• Records from a dataset
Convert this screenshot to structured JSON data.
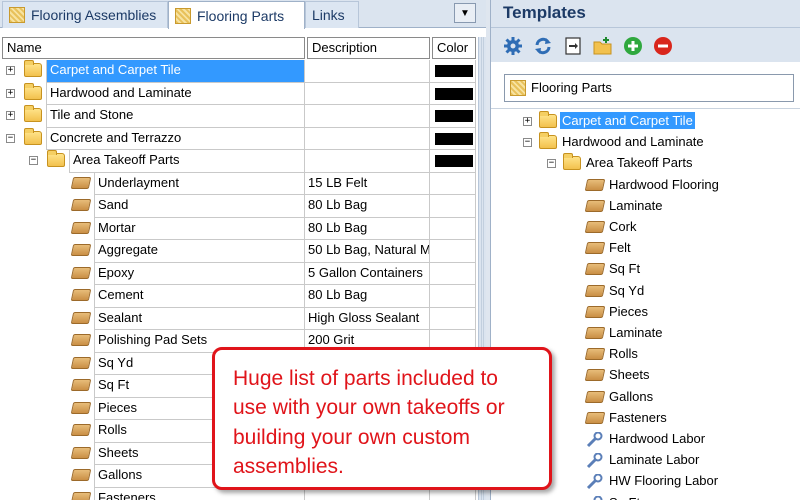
{
  "left_tabs": [
    {
      "label": "Flooring Assemblies",
      "icon": "flooring-pattern-icon"
    },
    {
      "label": "Flooring Parts",
      "icon": "flooring-pattern-icon",
      "active": true
    },
    {
      "label": "Links"
    }
  ],
  "grid": {
    "columns": [
      "Name",
      "Description",
      "Color"
    ],
    "rows": [
      {
        "name": "Carpet and Carpet Tile",
        "description": "",
        "color": "#000000",
        "level": 0,
        "type": "folder",
        "expander": "+",
        "selected": true
      },
      {
        "name": "Hardwood and Laminate",
        "description": "",
        "color": "#000000",
        "level": 0,
        "type": "folder",
        "expander": "+"
      },
      {
        "name": "Tile and Stone",
        "description": "",
        "color": "#000000",
        "level": 0,
        "type": "folder",
        "expander": "+"
      },
      {
        "name": "Concrete and Terrazzo",
        "description": "",
        "color": "#000000",
        "level": 0,
        "type": "folder",
        "expander": "−"
      },
      {
        "name": "Area Takeoff Parts",
        "description": "",
        "color": "#000000",
        "level": 1,
        "type": "folder",
        "expander": "−"
      },
      {
        "name": "Underlayment",
        "description": "15 LB Felt",
        "level": 2,
        "type": "part"
      },
      {
        "name": "Sand",
        "description": "80 Lb Bag",
        "level": 2,
        "type": "part"
      },
      {
        "name": "Mortar",
        "description": "80 Lb Bag",
        "level": 2,
        "type": "part"
      },
      {
        "name": "Aggregate",
        "description": "50 Lb Bag, Natural M",
        "level": 2,
        "type": "part"
      },
      {
        "name": "Epoxy",
        "description": "5 Gallon Containers",
        "level": 2,
        "type": "part"
      },
      {
        "name": "Cement",
        "description": "80 Lb Bag",
        "level": 2,
        "type": "part"
      },
      {
        "name": "Sealant",
        "description": "High Gloss Sealant",
        "level": 2,
        "type": "part"
      },
      {
        "name": "Polishing Pad Sets",
        "description": "200 Grit",
        "level": 2,
        "type": "part"
      },
      {
        "name": "Sq Yd",
        "description": "",
        "level": 2,
        "type": "part"
      },
      {
        "name": "Sq Ft",
        "description": "",
        "level": 2,
        "type": "part"
      },
      {
        "name": "Pieces",
        "description": "",
        "level": 2,
        "type": "part"
      },
      {
        "name": "Rolls",
        "description": "",
        "level": 2,
        "type": "part"
      },
      {
        "name": "Sheets",
        "description": "",
        "level": 2,
        "type": "part"
      },
      {
        "name": "Gallons",
        "description": "",
        "level": 2,
        "type": "part"
      },
      {
        "name": "Fasteners",
        "description": "",
        "level": 2,
        "type": "part"
      }
    ]
  },
  "templates": {
    "title": "Templates",
    "toolbar": [
      "settings-gear-icon",
      "refresh-icon",
      "import-icon",
      "new-folder-icon",
      "add-icon",
      "remove-icon"
    ],
    "selected_template": "Flooring Parts",
    "tree": [
      {
        "label": "Carpet and Carpet Tile",
        "level": 0,
        "type": "folder",
        "expander": "+",
        "selected": true
      },
      {
        "label": "Hardwood and Laminate",
        "level": 0,
        "type": "folder",
        "expander": "−"
      },
      {
        "label": "Area Takeoff Parts",
        "level": 1,
        "type": "folder",
        "expander": "−"
      },
      {
        "label": "Hardwood Flooring",
        "level": 2,
        "type": "part"
      },
      {
        "label": "Laminate",
        "level": 2,
        "type": "part"
      },
      {
        "label": "Cork",
        "level": 2,
        "type": "part"
      },
      {
        "label": "Felt",
        "level": 2,
        "type": "part"
      },
      {
        "label": "Sq Ft",
        "level": 2,
        "type": "part"
      },
      {
        "label": "Sq Yd",
        "level": 2,
        "type": "part"
      },
      {
        "label": "Pieces",
        "level": 2,
        "type": "part"
      },
      {
        "label": "Laminate",
        "level": 2,
        "type": "part"
      },
      {
        "label": "Rolls",
        "level": 2,
        "type": "part"
      },
      {
        "label": "Sheets",
        "level": 2,
        "type": "part"
      },
      {
        "label": "Gallons",
        "level": 2,
        "type": "part"
      },
      {
        "label": "Fasteners",
        "level": 2,
        "type": "part"
      },
      {
        "label": "Hardwood Labor",
        "level": 2,
        "type": "labor"
      },
      {
        "label": "Laminate Labor",
        "level": 2,
        "type": "labor"
      },
      {
        "label": "HW Flooring Labor",
        "level": 2,
        "type": "labor"
      },
      {
        "label": "Sq Ft",
        "level": 2,
        "type": "labor"
      }
    ]
  },
  "callout": {
    "text": "Huge list of parts included to use with your own takeoffs or building your own custom assemblies."
  },
  "colors": {
    "selection": "#3399ff",
    "callout_red": "#e0141a",
    "panel_bg": "#dbe4ef",
    "title_text": "#1c3a66"
  }
}
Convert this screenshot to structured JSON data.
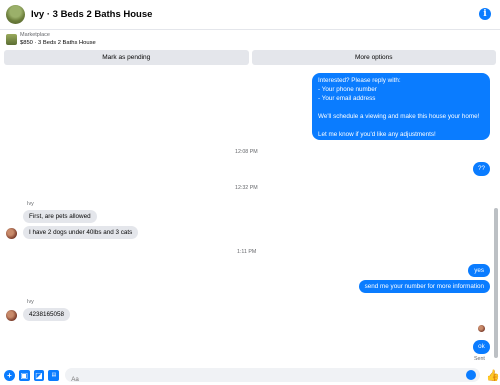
{
  "header": {
    "title": "Ivy · 3 Beds 2 Baths House",
    "info_glyph": "i"
  },
  "listing": {
    "source_label": "Marketplace",
    "summary": "$850 · 3 Beds 2 Baths House"
  },
  "actions": {
    "mark_pending": "Mark as pending",
    "more_options": "More options"
  },
  "thread": {
    "messages": [
      {
        "from": "me",
        "text": "Interested? Please reply with:\n- Your phone number\n- Your email address\n\nWe'll schedule a viewing and make this house your home!\n\nLet me know if you'd like any adjustments!"
      },
      {
        "type": "time",
        "text": "12:08 PM"
      },
      {
        "from": "me",
        "text": "??"
      },
      {
        "type": "time",
        "text": "12:32 PM"
      },
      {
        "type": "sender",
        "text": "Ivy"
      },
      {
        "from": "them",
        "text": "First, are pets allowed"
      },
      {
        "from": "them",
        "text": "I have 2 dogs under 40lbs and 3 cats"
      },
      {
        "type": "time",
        "text": "1:11 PM"
      },
      {
        "from": "me",
        "text": "yes"
      },
      {
        "from": "me",
        "text": "send me your number for more information"
      },
      {
        "type": "sender",
        "text": "Ivy"
      },
      {
        "from": "them",
        "text": "4238165058"
      },
      {
        "from": "me",
        "text": "ok"
      },
      {
        "type": "status",
        "text": "Sent"
      }
    ]
  },
  "composer": {
    "placeholder": "Aa",
    "icons": [
      "plus-icon",
      "photo-icon",
      "sticker-icon",
      "gif-icon",
      "emoji-icon",
      "like-icon"
    ]
  },
  "colors": {
    "accent": "#0a7cff",
    "incoming_bubble": "#e4e6eb",
    "muted_text": "#65676b"
  }
}
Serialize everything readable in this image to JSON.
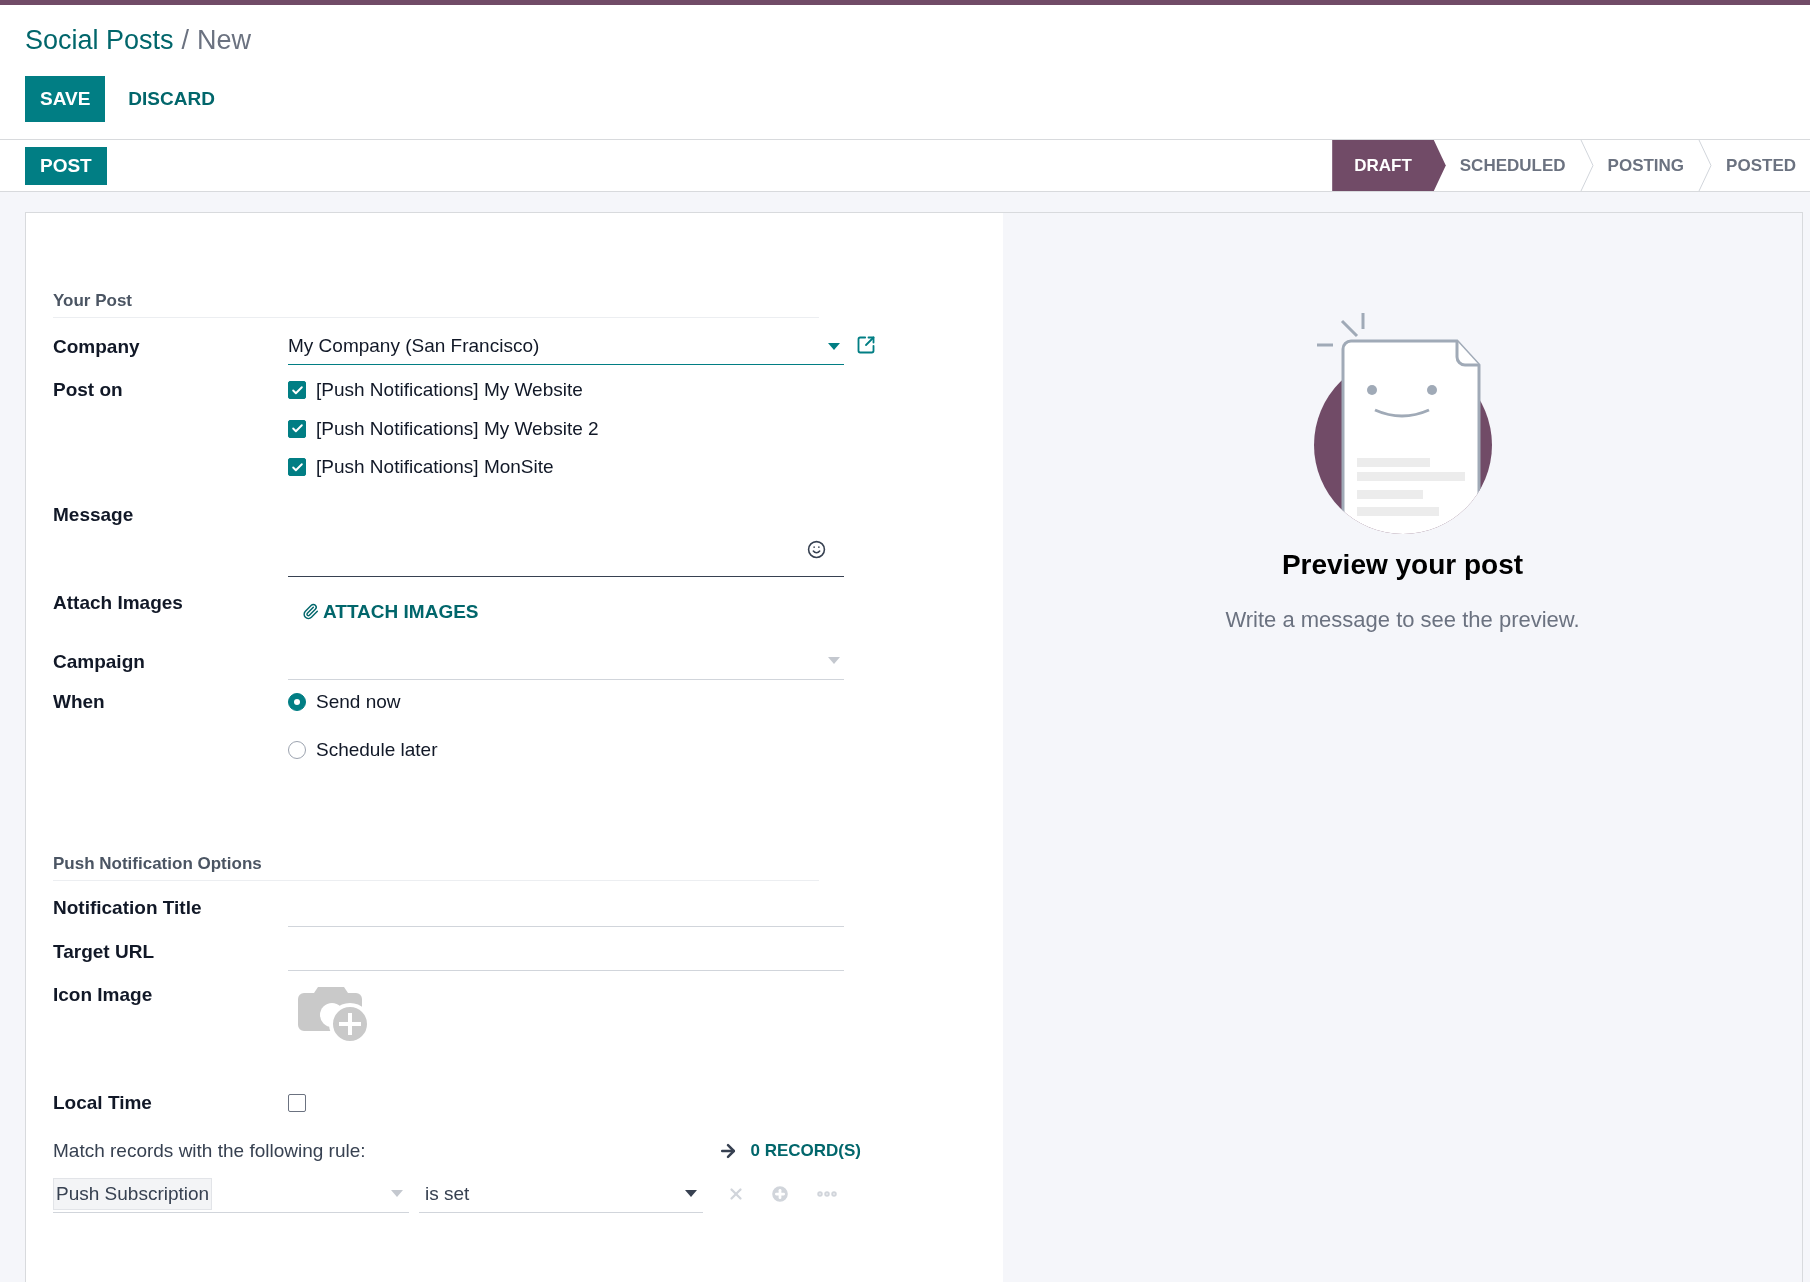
{
  "breadcrumb": {
    "parent": "Social Posts",
    "separator": "/",
    "current": "New"
  },
  "actions": [
    {
      "label": "SAVE",
      "kind": "primary"
    },
    {
      "label": "DISCARD",
      "kind": "link"
    }
  ],
  "status_bar": {
    "button": "POST",
    "stages": [
      {
        "label": "DRAFT",
        "selected": true
      },
      {
        "label": "SCHEDULED",
        "selected": false
      },
      {
        "label": "POSTING",
        "selected": false
      },
      {
        "label": "POSTED",
        "selected": false
      }
    ]
  },
  "sections": [
    {
      "title": "Your Post",
      "fields": [
        {
          "label": "Company",
          "kind": "select",
          "value": "My Company (San Francisco)",
          "focused": true,
          "external_link": true
        },
        {
          "label": "Post on",
          "kind": "checklist",
          "options": [
            {
              "label": "[Push Notifications] My Website",
              "checked": true
            },
            {
              "label": "[Push Notifications] My Website 2",
              "checked": true
            },
            {
              "label": "[Push Notifications] MonSite",
              "checked": true
            }
          ]
        },
        {
          "label": "Message",
          "kind": "textarea"
        },
        {
          "label": "Attach Images",
          "kind": "attach",
          "button": "ATTACH IMAGES"
        },
        {
          "label": "Campaign",
          "kind": "select",
          "focused": false,
          "external_link": false
        },
        {
          "label": "When",
          "kind": "radios",
          "options": [
            {
              "label": "Send now",
              "selected": true
            },
            {
              "label": "Schedule later",
              "selected": false
            }
          ]
        }
      ]
    },
    {
      "title": "Push Notification Options",
      "fields": [
        {
          "label": "Notification Title",
          "kind": "text"
        },
        {
          "label": "Target URL",
          "kind": "text"
        },
        {
          "label": "Icon Image",
          "kind": "image"
        },
        {
          "label": "Local Time",
          "kind": "checkbox",
          "checked": false
        }
      ]
    }
  ],
  "rule": {
    "intro": "Match records with the following rule:",
    "count": "0 RECORD(S)",
    "field": "Push Subscription",
    "operator": "is set"
  },
  "preview": {
    "title": "Preview your post",
    "text": "Write a message to see the preview."
  }
}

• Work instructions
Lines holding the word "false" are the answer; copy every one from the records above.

• Output
        "selected": false
        "selected": false
        "selected": false
          "focused": false,
          "external_link": false
              "selected": false
          "checked": false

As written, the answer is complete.